“When my sister Dorthea was six months old, my parents moved to Annapolis. That was about the fall of 1914. My Dad had already come to Annapolis and then my mother came down on the train by herself with the seven children, a six-month-old baby in her arms, all the luggage, everything. My mother only knew that she was looking for a place called Annapolis, to get off at Annapolis. And at that time, and I guess we still hear of it but we don’t hear it much, there was a place called ‘Annapolis Junction.’ They called out on the train, ‘Annapolis Junction!’ and my mother and the seven children got off. That’s about fifteen miles or so away from Annapolis! My mother always said it took her years to like Annapolis because her start was so terrible.

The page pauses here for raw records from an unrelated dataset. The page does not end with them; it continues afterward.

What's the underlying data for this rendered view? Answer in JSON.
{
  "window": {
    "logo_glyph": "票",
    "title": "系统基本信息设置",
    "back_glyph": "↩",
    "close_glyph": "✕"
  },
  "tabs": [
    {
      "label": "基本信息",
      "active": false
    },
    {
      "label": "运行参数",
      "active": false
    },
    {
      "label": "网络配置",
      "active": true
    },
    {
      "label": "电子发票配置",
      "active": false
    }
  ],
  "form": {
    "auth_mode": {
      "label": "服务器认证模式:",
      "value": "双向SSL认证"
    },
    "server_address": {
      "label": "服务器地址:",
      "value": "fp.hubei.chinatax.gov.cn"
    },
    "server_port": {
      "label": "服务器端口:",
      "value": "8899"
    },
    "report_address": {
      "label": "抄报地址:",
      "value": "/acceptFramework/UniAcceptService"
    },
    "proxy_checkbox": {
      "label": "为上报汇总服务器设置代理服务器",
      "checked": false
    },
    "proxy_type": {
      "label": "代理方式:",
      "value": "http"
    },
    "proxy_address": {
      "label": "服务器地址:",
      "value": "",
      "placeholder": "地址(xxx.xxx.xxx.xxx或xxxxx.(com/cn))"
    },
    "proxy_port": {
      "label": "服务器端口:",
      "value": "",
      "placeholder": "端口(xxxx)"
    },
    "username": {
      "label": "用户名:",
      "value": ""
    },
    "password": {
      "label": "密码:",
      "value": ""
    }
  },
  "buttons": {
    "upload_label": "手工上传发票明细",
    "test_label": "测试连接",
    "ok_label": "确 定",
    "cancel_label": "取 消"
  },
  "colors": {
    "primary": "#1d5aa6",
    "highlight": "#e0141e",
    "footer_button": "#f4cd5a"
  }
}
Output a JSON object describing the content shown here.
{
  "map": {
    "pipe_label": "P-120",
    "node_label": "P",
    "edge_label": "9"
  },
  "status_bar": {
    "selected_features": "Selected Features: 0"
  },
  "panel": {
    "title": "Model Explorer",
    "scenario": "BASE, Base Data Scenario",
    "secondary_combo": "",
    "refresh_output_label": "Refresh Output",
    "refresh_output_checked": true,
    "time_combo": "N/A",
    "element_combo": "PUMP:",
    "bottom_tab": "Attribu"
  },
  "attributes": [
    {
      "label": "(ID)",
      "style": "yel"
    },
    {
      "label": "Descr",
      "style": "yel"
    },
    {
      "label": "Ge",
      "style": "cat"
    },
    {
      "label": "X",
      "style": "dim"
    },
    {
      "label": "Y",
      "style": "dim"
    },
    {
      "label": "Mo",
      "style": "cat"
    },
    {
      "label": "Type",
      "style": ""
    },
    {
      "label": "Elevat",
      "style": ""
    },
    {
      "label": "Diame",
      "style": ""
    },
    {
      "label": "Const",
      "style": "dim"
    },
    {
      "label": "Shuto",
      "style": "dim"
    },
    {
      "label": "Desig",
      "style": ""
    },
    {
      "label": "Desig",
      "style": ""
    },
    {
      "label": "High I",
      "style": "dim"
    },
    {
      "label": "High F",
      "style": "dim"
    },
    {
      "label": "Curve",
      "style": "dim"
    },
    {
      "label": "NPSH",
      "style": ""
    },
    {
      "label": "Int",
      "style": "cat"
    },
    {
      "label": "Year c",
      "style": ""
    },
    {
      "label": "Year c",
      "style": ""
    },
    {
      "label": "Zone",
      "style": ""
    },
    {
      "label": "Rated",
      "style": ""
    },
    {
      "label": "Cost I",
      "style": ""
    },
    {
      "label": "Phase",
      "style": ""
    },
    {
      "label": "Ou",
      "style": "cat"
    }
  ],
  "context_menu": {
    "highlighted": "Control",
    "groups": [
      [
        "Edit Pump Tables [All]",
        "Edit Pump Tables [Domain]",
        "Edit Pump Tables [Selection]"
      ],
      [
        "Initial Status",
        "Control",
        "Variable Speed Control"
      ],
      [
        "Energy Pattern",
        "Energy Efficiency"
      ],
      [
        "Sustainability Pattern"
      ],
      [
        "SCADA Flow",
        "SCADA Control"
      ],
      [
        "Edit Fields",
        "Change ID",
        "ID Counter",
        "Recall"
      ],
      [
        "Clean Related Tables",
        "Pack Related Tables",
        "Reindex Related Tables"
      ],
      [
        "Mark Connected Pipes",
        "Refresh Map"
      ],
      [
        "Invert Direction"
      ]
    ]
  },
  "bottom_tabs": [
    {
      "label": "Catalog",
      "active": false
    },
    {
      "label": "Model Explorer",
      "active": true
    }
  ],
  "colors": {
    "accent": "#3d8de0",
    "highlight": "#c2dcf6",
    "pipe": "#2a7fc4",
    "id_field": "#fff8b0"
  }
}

When I was growing up, the big attraction was the Naval Academy. That was such a big thing in our lives. We would play three sets of tennis in the morning. Then we would end up at the indoor Navy pool. We’d go home for lunch and then our neighbor, Professor Olivet, had a car and he would take us swimming over at North Severn. After supper we would go back for three more sets of tennis at the Academy and then swim in the little instruction pool. They would let kids and various people swim in the pool at nighttime. That was our childhood, our summers.”
As told by Mary Lee Schab to Beth Whaley for Remember Inc., in 1989.